"Solid shot!" he shouted. "Load!"
Barnaby had no idea how to load a cannon, but the sergeant gave him good enough directions. Anthony rammed the bore brush in and twisted it out to clean some gunk out. Barnaby followed this by placing the cartridge inside.
"NOT THAT WAY!" the sergeant boomed. "SEAMS TO THE SIDE!"
Barnaby complied and the archer followed this with a solid 24 pound cannonball. Jon stood at a crank and the sergeant was standing on top of a pile of stone blocks with a spyglass.
"Oi! Recruit!" he shouted. "Go three degrees up!"

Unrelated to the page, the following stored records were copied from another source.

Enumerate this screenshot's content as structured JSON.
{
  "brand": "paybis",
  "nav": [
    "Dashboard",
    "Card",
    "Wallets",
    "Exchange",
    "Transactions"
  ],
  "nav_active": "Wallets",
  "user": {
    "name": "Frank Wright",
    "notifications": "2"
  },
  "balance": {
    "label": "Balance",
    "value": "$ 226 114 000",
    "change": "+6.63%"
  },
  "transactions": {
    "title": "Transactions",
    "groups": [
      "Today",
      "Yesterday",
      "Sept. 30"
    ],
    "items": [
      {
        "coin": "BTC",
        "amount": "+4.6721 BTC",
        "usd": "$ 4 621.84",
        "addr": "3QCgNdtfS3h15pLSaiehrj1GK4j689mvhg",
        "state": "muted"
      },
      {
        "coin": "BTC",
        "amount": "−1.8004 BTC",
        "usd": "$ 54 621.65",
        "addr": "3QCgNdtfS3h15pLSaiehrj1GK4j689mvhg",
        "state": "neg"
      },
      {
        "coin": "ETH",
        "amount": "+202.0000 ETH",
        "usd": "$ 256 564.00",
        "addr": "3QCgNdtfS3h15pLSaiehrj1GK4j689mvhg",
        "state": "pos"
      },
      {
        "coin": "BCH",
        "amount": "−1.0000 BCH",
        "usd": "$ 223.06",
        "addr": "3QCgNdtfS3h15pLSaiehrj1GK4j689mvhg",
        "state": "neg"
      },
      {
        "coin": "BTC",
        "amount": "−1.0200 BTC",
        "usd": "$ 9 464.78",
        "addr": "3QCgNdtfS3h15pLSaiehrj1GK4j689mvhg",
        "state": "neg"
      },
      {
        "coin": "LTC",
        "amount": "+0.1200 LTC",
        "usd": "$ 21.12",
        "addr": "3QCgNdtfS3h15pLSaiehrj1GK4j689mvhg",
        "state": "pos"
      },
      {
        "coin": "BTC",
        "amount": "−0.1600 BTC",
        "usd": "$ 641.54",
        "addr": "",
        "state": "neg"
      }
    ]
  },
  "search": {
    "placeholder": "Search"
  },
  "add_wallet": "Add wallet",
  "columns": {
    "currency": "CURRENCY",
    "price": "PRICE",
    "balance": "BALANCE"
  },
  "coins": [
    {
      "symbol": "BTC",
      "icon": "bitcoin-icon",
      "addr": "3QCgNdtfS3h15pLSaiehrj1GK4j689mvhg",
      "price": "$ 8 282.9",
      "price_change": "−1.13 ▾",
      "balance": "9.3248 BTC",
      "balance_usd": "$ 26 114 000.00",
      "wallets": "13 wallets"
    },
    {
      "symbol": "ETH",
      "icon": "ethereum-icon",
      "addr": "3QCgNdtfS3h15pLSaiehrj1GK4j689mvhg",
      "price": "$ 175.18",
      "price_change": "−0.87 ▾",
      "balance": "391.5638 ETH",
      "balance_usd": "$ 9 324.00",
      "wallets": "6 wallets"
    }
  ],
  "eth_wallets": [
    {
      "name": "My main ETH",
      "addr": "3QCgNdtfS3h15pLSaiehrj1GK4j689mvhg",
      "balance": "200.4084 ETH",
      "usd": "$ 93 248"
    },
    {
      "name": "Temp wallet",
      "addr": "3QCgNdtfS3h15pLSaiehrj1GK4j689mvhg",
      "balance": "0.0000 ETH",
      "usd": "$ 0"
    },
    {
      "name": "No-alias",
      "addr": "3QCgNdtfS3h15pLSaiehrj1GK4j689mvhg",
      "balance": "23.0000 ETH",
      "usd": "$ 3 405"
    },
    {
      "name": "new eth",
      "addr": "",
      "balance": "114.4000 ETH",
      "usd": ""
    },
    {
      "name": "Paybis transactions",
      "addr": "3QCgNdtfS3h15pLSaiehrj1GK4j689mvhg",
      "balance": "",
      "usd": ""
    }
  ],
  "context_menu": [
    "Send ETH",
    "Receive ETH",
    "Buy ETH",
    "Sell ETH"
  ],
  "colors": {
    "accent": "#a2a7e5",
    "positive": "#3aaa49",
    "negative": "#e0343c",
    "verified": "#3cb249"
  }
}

Jon turned the crank while the sergeant directed the others to steer the cannon a fraction to the left. The sergeant did a final quick check of everything and without warning, struck the fuse with the flat of his sword. The cannon launched back over ten feet on its limber while the cannonball sailed out over the beach but came up short, caused a distant necromancer to vanish in a plume of blood mist and bounced high over their target - an enemy meat wagon.
The footmen were now formed up at the mouth of the bridge in five ranks of about fifteen led by the battered Knight-Captain while another Company marched over the bridge to join them. The gargoyles were being driven off by gyrocopters now, a gift from an airstrip somewhere to the north. Too little, too late, Barnaby thought. A trio of injured footmen limped past them back to the priests.
They adjusted and fired another shot, missed again, and only halfway through reloading the next round did the original cannoneers sheepishly reappear. The sergeant exploded at them and summarily dismissed Barnaby and the others.
"Let's go! There's a fight to be had!" their archer friend insisted with a fierce grin.
They looked out on the beach, but the hundred and sixty-ish footmen, a handful of cavalry and strafing gyrocopters had already broken the Scourge attack.
"Ah, the fight's done." Anthony growled. "Don't bother."
Barnaby looked down at his sword with disappointment, dusty but unwetted by blood.
"Fuck. Next time, I guess." he said to himself.